Real People, Real Stories

pollutionSouth Camden, New Jersey, is home to more than 100 contaminated sites and hundreds of polluting industries. The city's drinking-water supply has been contaminated for decades, and its air pollution levels are among the highest in New Jersey.

In 2001, a court stopped a permit for a new cement factory because of the unfair polluting impact that this plant would have on its neighbors (there were already many toxic plants in the area). The court said that the people who lived in the area around the factory were being discriminated against because of their race, and made to bear more than their fair share of the problems of pollution. However, following the Supreme Court ruling in 2001's Sandoval case, it is no longer enough to prove that there is a discriminatory effect on a racial group. Instead, people have to prove that the discrimination was intentional, something almost impossible to do.

After several appeals, the people of South Camden finally lost their case in 2006.

Learn more about the court cases that have put our civil rights at risk.


Monthly Featured Partner: New York Lawyers for the Public Interest

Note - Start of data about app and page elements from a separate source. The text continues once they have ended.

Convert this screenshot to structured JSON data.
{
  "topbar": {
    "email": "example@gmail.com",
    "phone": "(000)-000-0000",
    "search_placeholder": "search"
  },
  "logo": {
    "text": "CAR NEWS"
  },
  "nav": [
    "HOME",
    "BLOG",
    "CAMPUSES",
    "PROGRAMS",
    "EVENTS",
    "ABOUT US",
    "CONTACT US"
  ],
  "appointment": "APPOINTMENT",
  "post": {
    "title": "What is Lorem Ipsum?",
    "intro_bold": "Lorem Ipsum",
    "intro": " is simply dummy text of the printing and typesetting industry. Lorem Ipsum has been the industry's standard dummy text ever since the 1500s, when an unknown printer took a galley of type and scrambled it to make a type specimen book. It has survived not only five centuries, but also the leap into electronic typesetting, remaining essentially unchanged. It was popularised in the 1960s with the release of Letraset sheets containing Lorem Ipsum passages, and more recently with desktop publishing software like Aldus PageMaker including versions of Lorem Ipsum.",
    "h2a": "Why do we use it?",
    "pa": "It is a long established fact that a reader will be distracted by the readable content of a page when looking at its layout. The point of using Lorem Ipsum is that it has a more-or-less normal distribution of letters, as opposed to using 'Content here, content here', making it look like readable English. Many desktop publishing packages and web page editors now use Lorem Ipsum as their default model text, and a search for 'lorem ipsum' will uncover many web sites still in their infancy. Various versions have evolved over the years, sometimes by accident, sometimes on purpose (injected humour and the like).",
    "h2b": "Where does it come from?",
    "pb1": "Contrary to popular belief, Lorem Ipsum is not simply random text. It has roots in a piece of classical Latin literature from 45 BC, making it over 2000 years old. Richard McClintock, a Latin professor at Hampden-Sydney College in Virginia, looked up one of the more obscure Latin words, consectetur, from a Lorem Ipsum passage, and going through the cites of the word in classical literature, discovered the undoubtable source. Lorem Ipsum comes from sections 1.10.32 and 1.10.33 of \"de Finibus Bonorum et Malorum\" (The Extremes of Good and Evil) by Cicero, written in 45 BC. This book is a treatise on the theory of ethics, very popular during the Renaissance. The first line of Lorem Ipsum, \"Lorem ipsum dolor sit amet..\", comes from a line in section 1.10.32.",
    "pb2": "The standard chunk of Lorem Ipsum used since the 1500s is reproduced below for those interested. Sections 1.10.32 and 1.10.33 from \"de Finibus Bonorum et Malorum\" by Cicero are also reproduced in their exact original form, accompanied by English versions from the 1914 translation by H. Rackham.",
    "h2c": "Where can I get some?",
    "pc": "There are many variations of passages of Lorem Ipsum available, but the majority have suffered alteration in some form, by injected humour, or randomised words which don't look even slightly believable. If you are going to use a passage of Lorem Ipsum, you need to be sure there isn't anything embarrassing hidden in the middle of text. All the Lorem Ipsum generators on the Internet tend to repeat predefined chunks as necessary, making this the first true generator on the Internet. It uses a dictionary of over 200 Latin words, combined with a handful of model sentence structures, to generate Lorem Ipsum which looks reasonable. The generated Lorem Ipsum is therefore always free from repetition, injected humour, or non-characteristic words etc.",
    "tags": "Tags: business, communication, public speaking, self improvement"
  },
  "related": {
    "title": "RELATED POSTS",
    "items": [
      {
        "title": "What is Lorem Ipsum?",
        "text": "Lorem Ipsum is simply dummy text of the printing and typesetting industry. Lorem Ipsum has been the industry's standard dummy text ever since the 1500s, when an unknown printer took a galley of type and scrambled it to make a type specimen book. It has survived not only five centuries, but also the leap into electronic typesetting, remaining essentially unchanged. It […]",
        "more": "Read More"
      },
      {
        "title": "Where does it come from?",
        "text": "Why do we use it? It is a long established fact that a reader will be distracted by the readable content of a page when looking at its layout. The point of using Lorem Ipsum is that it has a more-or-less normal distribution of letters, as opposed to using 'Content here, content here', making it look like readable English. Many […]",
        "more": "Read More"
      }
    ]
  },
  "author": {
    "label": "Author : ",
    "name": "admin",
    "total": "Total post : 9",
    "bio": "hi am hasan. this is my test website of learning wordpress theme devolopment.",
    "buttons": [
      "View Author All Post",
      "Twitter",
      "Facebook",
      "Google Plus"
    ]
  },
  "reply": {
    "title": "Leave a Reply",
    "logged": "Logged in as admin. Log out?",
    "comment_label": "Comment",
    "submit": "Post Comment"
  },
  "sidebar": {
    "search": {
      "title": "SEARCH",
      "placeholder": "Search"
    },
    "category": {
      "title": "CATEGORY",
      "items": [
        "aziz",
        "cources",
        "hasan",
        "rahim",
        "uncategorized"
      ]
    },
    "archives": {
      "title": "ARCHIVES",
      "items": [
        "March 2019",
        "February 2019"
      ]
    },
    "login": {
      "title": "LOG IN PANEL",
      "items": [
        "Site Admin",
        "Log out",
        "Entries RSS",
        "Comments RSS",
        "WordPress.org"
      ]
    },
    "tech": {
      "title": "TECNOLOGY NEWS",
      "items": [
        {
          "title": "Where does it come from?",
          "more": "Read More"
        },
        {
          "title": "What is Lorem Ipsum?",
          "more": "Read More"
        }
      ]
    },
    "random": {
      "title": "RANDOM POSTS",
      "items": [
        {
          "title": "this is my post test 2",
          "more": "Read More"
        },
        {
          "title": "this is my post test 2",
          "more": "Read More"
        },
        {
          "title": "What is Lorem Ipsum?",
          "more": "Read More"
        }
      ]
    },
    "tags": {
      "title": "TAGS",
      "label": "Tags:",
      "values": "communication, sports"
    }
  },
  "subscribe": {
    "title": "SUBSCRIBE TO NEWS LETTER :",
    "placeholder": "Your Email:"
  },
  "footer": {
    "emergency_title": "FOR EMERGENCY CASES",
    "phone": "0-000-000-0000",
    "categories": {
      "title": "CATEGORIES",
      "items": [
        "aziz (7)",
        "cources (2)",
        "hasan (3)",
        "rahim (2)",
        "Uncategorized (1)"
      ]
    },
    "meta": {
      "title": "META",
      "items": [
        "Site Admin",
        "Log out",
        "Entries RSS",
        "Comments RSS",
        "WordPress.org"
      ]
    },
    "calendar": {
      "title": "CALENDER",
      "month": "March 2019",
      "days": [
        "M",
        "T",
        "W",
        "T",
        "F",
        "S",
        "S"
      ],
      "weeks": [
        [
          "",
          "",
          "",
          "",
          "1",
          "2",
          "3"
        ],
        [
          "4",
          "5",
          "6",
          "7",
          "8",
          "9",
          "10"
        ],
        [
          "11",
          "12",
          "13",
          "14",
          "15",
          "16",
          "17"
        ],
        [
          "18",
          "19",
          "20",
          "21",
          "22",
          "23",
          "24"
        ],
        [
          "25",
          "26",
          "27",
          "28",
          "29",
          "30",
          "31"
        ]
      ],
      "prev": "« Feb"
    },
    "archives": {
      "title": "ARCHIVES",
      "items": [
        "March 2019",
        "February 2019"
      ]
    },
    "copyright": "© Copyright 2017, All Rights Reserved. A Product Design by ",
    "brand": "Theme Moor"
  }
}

New York Lawyers for the Public Interest (NYLPI) is a nonprofit, civil rights law firm that strives for social justice through impact litigation, systemic reform community organizing and advocacy.